• [WORK ORDER]: Check each line of the material below for "files" and copy those where it appears.

• [INPUT RECORDS]:
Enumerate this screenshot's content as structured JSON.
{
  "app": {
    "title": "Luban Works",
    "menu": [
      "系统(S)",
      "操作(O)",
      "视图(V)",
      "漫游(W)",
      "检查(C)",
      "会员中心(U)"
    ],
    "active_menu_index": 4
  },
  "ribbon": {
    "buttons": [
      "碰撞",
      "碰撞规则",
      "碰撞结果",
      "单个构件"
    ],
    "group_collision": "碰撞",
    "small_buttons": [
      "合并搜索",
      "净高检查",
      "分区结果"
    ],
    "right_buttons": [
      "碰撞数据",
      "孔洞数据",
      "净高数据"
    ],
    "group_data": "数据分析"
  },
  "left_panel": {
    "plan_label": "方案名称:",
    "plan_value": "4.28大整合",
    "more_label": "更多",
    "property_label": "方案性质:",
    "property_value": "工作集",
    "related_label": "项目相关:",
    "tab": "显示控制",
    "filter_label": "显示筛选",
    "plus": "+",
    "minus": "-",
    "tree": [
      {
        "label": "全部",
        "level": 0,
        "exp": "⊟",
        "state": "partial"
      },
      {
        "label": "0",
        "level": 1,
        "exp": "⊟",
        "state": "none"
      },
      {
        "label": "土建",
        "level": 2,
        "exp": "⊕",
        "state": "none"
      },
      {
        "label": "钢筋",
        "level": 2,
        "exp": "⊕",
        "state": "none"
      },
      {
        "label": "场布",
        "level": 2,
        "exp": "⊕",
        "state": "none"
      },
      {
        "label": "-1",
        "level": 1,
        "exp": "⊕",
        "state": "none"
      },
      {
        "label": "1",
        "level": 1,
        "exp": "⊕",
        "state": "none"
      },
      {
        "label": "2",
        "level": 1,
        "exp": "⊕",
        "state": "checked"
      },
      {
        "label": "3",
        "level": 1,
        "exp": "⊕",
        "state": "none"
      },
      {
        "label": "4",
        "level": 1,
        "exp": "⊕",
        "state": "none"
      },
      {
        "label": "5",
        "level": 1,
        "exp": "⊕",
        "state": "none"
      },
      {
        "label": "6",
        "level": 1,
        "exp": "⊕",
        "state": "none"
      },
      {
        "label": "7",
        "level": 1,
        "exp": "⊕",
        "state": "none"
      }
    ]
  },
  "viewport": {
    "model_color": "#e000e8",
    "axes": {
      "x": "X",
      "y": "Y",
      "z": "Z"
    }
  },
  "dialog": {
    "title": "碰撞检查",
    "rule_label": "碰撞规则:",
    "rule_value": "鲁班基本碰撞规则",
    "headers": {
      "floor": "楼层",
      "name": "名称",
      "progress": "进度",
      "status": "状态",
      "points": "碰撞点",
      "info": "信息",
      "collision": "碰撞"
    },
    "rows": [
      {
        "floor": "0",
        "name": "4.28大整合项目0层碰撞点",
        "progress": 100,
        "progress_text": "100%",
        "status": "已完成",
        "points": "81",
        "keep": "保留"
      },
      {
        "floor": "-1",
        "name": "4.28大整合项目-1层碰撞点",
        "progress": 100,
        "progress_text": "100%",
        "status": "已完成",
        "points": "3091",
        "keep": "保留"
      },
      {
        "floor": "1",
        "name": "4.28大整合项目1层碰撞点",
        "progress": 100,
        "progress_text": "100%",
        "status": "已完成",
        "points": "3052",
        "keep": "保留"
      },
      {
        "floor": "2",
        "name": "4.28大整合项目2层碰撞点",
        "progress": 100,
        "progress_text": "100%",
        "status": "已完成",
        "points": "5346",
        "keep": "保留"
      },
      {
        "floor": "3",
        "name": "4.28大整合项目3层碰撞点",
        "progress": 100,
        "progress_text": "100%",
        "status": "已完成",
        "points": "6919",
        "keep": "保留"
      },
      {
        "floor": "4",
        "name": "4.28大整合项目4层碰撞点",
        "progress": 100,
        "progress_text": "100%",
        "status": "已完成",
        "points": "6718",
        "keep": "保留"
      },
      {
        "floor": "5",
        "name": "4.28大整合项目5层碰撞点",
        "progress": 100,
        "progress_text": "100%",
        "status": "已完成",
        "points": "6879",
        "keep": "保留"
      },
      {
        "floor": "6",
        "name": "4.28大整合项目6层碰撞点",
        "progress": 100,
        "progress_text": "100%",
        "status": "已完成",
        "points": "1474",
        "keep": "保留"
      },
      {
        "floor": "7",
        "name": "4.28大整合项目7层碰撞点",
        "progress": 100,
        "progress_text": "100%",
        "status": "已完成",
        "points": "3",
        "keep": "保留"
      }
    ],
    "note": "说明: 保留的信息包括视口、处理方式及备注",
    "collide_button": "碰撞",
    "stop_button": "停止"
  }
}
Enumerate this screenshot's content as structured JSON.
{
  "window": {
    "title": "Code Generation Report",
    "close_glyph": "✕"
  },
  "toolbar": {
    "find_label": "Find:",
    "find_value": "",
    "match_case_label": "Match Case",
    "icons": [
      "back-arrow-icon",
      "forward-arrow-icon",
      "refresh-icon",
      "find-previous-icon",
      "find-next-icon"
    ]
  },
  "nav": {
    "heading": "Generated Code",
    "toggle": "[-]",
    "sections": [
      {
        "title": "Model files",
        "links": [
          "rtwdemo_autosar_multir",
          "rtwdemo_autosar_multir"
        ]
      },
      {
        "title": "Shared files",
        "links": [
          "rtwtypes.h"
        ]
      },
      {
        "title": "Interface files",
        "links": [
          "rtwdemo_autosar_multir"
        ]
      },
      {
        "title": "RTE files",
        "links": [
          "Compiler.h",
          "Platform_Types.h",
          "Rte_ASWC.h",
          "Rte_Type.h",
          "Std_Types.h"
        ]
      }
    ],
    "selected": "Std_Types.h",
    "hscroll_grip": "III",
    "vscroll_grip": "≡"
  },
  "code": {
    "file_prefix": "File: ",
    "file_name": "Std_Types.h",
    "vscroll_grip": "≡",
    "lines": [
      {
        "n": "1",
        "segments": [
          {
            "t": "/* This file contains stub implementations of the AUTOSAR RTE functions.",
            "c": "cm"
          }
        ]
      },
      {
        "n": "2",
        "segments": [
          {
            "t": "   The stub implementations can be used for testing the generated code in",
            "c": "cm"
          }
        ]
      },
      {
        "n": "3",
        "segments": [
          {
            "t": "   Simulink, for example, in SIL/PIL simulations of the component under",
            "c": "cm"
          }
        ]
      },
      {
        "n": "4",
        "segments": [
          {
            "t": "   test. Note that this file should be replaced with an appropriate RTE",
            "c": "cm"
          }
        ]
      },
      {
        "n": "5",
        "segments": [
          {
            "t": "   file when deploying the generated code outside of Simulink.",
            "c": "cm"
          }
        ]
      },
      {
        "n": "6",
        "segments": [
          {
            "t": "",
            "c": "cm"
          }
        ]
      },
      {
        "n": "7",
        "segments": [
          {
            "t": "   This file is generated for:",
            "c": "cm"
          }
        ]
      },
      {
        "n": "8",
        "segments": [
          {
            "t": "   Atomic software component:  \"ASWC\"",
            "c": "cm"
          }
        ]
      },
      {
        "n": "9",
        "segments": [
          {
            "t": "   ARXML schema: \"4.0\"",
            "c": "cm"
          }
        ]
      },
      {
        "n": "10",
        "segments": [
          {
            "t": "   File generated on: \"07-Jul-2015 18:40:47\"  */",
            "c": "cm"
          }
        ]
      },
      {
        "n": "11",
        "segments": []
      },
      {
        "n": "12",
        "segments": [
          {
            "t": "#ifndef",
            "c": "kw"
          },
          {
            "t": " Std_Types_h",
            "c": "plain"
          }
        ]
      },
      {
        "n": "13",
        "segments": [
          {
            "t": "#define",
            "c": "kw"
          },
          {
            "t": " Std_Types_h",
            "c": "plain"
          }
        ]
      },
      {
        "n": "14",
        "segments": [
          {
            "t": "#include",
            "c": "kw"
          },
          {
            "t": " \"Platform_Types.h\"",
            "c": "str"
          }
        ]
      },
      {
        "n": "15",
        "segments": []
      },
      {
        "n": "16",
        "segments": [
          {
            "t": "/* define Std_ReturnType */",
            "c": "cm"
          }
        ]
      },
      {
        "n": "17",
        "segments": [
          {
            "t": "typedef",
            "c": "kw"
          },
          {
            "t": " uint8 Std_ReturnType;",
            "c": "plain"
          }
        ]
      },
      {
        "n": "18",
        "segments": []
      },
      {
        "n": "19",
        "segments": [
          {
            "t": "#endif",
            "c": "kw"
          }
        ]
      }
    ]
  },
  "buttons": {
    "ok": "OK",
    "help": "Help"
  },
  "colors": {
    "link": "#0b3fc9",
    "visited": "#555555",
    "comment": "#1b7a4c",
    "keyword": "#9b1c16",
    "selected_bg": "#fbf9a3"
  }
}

• [ANSWER SPACE]:
        "title": "Model files",
        "title": "Shared files",
        "title": "Interface files",
        "title": "RTE files",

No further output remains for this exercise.